close window
Sigurður Pétursson
To Mariadigte

Two Poems for the Virgin Mary
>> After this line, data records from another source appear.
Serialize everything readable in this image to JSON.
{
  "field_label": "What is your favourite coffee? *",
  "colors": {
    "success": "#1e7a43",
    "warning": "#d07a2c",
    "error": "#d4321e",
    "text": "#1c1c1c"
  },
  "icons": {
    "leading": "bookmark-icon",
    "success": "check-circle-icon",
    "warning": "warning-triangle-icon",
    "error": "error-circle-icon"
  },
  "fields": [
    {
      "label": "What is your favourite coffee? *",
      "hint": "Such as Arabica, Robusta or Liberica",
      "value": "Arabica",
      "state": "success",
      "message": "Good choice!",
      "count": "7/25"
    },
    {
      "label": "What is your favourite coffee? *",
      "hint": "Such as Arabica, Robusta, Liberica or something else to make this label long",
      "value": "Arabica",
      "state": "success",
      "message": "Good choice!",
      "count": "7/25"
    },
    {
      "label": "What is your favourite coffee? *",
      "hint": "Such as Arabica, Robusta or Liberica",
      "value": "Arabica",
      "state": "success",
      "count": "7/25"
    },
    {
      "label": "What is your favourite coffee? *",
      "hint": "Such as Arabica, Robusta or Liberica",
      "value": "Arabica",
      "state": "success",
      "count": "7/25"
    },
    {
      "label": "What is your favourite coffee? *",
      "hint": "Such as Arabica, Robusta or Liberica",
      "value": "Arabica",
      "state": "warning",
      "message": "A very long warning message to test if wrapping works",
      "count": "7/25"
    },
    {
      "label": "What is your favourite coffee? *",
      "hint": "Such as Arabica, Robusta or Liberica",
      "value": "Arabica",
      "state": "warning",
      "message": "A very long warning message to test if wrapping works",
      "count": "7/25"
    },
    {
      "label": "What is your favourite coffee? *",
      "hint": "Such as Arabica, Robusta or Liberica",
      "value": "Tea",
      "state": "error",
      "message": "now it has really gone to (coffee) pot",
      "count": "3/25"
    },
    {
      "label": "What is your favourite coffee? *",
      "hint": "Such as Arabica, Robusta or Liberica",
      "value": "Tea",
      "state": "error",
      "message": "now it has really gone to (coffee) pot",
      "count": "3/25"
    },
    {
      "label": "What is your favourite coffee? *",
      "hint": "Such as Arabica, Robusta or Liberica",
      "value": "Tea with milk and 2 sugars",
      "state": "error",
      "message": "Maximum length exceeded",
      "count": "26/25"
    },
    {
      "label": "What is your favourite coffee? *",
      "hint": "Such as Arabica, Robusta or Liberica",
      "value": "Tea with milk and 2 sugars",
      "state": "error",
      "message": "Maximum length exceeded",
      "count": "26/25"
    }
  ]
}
Being a part of the Danish Realm for centuries, Iceland was at times confronted with international challenges through Copenhagen and the Government of Denmark. This was the case with the Lutheran Reformation which King Christian III of Denmark imposed on his subjects partly against their will. In Iceland, opinions differed and the Reformation was not fully effected until 1550, when the last Catholic bishop, Jón Arason, was beheaded with two of his sons. That did not mean that some Catholic traditions did not live on, sometimes secretly. Thus, a much beloved poem of the 14th century, Lilja, composed in the Old Norse language and dedicated to the Holy Virgin, was so deeply rooted in the religious life of the Icelanders that when a collection of Icelandic poetry was published by leading Icelandic Lutherans in 1612 this poem was included after some expurgations, which shows that there was at least a limited acceptance in Iceland of the role of Mary in the Lutheran Church. The idiosyncratic position of the Icelandic Church in the 17th century was rooted in the fact that many of its leaders were descendants of Jón Arason, whom they revered as a respected and important ancestor although they officially had to condemn his religious beliefs. Jón Arason was a devotee of the Holy Virgin but nobody knows the degree to which this may have influenced the worship of Mary among his descendants. Two learned great-great-grandsons nevertheless ventured to write important poetical works in Latin on the Holy Virgin despite the possible consequences they might have had to suffer at the hands of church authorities in Copenhagen. About the same time, shortly after the middle of the 17th century, a young scholar called Pááll Hallsson translated the original Old Norse text of Lilja into Latin, while Brynjólfur Sveinsson, a most learned bishop, composed an original and personal poem dedicated to the Holy Virgin, also in Latin. For decades these works were shrouded in silence until publicly discussed in the late 18th century, thus leaving to posterity a valuable testimony to the intricate question of the limits of free speech in religious matters and to the importance of the use of Latin as a medium in the learned world and as a preserver of literary values originally expressed in a vernacular language.